• [TASK GOAL] Where a line of the entries below includes the string "true", count it. Give only the resulting number.

• [EXTRACTED RECORDS]
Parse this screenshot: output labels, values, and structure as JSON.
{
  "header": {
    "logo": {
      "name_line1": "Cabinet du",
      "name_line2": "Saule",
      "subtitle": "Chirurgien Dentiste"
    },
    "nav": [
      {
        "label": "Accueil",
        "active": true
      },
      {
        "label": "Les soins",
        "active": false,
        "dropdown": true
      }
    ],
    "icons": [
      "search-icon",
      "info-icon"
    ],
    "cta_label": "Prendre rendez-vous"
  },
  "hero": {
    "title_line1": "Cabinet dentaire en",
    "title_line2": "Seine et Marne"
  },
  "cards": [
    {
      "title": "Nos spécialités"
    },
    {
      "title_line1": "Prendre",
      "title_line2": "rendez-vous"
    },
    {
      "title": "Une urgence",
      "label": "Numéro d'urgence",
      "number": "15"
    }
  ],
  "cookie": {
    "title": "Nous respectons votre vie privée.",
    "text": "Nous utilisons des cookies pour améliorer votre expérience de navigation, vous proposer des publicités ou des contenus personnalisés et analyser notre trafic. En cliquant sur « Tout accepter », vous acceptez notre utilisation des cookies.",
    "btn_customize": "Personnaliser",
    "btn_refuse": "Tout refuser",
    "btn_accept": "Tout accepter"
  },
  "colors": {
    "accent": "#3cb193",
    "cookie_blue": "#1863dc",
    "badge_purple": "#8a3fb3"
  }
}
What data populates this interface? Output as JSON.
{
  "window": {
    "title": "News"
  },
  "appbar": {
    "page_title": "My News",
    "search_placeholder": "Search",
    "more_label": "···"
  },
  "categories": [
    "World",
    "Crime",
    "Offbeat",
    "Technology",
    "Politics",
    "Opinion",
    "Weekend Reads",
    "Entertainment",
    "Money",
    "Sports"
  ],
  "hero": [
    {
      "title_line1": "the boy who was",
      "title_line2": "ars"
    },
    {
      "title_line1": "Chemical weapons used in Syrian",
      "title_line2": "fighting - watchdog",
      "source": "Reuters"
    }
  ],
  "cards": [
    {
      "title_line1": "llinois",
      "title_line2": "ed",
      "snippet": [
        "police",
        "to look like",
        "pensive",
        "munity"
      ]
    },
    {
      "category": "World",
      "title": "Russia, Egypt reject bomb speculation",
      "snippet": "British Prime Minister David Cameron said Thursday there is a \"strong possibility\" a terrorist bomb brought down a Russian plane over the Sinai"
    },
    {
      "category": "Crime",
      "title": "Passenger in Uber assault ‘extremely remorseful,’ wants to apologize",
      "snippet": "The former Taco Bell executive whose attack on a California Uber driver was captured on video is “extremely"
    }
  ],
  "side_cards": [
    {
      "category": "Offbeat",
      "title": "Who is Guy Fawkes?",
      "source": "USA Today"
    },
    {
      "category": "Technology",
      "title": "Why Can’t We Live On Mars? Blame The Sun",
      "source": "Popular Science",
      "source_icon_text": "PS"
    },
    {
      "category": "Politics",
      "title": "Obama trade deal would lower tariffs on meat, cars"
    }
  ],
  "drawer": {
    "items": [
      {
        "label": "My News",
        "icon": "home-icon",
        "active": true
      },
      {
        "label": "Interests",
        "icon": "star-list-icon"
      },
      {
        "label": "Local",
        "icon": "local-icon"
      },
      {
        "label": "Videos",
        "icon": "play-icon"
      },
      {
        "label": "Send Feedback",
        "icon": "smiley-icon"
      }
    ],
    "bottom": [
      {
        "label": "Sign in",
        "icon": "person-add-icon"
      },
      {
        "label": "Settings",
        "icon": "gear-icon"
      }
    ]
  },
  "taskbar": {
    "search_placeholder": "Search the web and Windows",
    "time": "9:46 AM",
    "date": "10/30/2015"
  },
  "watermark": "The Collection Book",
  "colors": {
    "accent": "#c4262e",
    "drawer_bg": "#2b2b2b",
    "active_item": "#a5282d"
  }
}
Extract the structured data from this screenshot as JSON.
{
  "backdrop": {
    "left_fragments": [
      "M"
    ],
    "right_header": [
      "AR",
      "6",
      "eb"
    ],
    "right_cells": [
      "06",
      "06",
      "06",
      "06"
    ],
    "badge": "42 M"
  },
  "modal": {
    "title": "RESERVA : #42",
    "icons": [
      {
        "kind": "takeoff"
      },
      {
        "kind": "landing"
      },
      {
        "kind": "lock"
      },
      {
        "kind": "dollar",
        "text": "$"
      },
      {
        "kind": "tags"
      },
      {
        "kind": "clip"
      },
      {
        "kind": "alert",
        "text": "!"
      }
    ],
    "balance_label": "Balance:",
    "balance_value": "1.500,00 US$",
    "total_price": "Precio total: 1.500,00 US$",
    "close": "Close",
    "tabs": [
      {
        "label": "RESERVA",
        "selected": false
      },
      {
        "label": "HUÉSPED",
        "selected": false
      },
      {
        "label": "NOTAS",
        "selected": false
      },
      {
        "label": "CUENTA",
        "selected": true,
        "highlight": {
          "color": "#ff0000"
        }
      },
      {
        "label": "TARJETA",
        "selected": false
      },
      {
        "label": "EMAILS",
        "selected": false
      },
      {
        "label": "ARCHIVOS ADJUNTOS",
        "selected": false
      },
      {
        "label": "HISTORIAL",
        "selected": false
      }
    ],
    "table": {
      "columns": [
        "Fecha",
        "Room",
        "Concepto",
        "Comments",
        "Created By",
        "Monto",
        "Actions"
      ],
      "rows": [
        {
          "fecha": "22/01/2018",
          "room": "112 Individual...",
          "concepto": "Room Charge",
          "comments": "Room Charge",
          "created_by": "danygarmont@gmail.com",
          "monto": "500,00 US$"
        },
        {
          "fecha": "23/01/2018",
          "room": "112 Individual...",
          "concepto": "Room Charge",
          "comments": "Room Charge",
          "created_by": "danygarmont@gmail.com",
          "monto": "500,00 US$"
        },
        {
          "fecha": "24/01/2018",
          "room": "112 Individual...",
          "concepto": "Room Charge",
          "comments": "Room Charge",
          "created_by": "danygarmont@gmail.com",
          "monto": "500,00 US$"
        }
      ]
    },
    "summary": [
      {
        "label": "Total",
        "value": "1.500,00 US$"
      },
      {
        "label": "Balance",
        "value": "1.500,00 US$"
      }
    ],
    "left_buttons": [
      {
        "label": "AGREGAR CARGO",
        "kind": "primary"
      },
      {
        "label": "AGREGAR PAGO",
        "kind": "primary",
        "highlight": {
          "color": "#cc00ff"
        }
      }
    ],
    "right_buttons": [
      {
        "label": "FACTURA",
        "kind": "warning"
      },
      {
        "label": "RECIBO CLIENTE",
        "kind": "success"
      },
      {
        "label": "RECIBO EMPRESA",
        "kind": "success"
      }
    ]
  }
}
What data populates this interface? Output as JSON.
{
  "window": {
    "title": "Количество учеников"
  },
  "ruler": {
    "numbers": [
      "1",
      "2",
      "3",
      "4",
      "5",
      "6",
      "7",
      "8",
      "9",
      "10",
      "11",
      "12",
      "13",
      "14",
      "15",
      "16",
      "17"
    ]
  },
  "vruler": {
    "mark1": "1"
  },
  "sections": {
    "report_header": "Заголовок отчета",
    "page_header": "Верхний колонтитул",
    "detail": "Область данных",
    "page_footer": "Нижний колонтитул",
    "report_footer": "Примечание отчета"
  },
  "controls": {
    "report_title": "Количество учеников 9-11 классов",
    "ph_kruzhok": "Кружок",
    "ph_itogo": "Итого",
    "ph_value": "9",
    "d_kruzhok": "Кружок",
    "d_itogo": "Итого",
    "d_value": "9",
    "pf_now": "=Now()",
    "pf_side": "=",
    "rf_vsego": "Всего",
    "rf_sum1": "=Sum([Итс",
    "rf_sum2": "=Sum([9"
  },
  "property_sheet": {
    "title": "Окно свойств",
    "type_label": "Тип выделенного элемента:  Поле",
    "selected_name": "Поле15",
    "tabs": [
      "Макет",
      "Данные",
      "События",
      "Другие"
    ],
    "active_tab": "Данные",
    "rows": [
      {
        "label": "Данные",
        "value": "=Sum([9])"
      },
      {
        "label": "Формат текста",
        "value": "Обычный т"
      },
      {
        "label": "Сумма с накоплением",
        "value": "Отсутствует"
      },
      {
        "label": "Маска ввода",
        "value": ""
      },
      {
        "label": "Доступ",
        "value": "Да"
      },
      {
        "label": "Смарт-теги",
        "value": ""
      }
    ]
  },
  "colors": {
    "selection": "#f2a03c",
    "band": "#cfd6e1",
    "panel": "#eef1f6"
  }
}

• [TASK ANSWER] 4